"We have been in conversations with @NFL and Washington management for a few weeks about this issue," the company posted. "We believe it is time for a change.
"We are pleased to see the steps the team announced today and we look forward to continued partnership."
According to NFL Network, Nike says: "We have been talking to the NFL and sharing our concerns regarding the name of the Washington team.
"We are pleased to see the team taking a first step towards change."
Nike's website has removed all Redskins merchandise and Washington was the only one of 32 NFL teams no longer listed in the index.
In his first season as Washington head coach, Ron Rivera says he will take part in the review.
"This issue is of personal importance to me, and I look forward to working closely with Dan Snyder to make sure we continue the mission of honoring and supporting native Americans and our military," he says.
Calls for the club to dump the nickname have been made for decades, but a 2016 Washington Post poll of 504 native Americans found that 90 percent were not offended by the Redskins nickname. The poll included people in all 50 states and Washington DC.

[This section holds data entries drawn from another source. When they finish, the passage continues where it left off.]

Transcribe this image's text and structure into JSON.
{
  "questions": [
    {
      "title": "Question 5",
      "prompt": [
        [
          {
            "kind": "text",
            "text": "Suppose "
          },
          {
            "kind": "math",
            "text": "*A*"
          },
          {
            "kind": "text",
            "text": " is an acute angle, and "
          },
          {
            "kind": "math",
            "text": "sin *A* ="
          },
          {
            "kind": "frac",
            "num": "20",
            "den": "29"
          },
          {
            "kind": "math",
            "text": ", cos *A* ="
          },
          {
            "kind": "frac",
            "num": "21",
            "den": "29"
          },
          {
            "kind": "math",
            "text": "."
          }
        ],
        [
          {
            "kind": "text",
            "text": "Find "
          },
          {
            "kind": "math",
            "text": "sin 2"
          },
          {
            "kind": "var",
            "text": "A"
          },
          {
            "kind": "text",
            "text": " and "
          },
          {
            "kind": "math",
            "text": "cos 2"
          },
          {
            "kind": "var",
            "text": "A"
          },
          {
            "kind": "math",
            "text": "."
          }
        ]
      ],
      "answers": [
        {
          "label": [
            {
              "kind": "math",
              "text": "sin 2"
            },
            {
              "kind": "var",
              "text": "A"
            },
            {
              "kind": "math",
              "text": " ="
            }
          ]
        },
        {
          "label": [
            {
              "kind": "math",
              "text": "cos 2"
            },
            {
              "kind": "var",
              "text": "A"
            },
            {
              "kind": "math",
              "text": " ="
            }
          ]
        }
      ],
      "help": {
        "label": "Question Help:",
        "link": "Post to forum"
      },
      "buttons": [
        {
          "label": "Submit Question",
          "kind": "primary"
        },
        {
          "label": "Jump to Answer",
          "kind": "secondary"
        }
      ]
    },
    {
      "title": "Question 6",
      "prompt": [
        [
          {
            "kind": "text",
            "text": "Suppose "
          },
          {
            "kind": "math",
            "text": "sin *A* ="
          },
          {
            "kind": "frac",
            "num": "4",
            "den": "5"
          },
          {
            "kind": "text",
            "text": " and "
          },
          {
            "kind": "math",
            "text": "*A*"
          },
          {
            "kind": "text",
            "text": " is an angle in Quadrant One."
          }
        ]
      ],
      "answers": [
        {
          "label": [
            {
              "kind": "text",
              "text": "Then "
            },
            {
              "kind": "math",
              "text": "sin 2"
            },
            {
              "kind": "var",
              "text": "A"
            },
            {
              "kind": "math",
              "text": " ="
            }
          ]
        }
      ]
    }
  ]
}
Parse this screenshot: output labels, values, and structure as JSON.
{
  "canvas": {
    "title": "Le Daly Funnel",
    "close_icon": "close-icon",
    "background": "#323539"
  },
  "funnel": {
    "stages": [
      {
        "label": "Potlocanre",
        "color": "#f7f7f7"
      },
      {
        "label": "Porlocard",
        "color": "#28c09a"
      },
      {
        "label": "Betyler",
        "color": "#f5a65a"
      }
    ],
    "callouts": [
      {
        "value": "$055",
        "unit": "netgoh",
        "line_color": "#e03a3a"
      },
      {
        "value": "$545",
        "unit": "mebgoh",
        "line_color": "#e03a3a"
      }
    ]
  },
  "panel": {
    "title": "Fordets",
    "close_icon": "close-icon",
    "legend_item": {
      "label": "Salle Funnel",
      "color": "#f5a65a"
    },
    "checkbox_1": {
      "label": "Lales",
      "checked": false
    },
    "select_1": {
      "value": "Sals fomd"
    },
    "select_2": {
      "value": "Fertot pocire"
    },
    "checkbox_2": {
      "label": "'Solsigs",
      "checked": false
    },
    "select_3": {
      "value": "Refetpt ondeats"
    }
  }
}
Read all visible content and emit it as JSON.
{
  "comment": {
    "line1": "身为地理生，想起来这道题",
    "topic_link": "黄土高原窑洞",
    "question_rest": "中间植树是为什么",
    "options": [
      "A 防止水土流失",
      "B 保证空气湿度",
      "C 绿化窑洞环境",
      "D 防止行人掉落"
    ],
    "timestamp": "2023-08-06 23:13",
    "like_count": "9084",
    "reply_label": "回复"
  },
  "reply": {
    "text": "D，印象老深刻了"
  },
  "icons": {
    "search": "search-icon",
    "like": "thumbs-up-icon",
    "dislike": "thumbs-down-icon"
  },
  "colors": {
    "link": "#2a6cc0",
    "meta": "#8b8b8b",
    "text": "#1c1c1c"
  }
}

In 2013, Snyder made his position on the matter clear, saying: "We'll never change the name, it's that simple.
"NEVER - you can use caps."
The franchise began using the Redskins nickname in 1933, when it was based in Boston and previously called the Braves. Team owner George Preston Marshall moved the club to Washington in 1937.
Last month, Marshall's statue was removed from the Redskins' former Washington venue - RFK Stadium - during protests seeking racial equality, after the death of George Floyd. Under Marshall's leadership, the Redskins were the last NFL team to integrate, adding their first black players in 1962.
The Washington football team's potential name is still up in the air, but in 2009, the Washington City Paper said Snyder had bought franchise rights for an Arena Football League team and registered trademarks for the name 'Washington Warriors', with a logo and helmet design that featured an arrow and a feather.
Washington are scheduled to open the season at home against Philadelphia Eagles on September 13.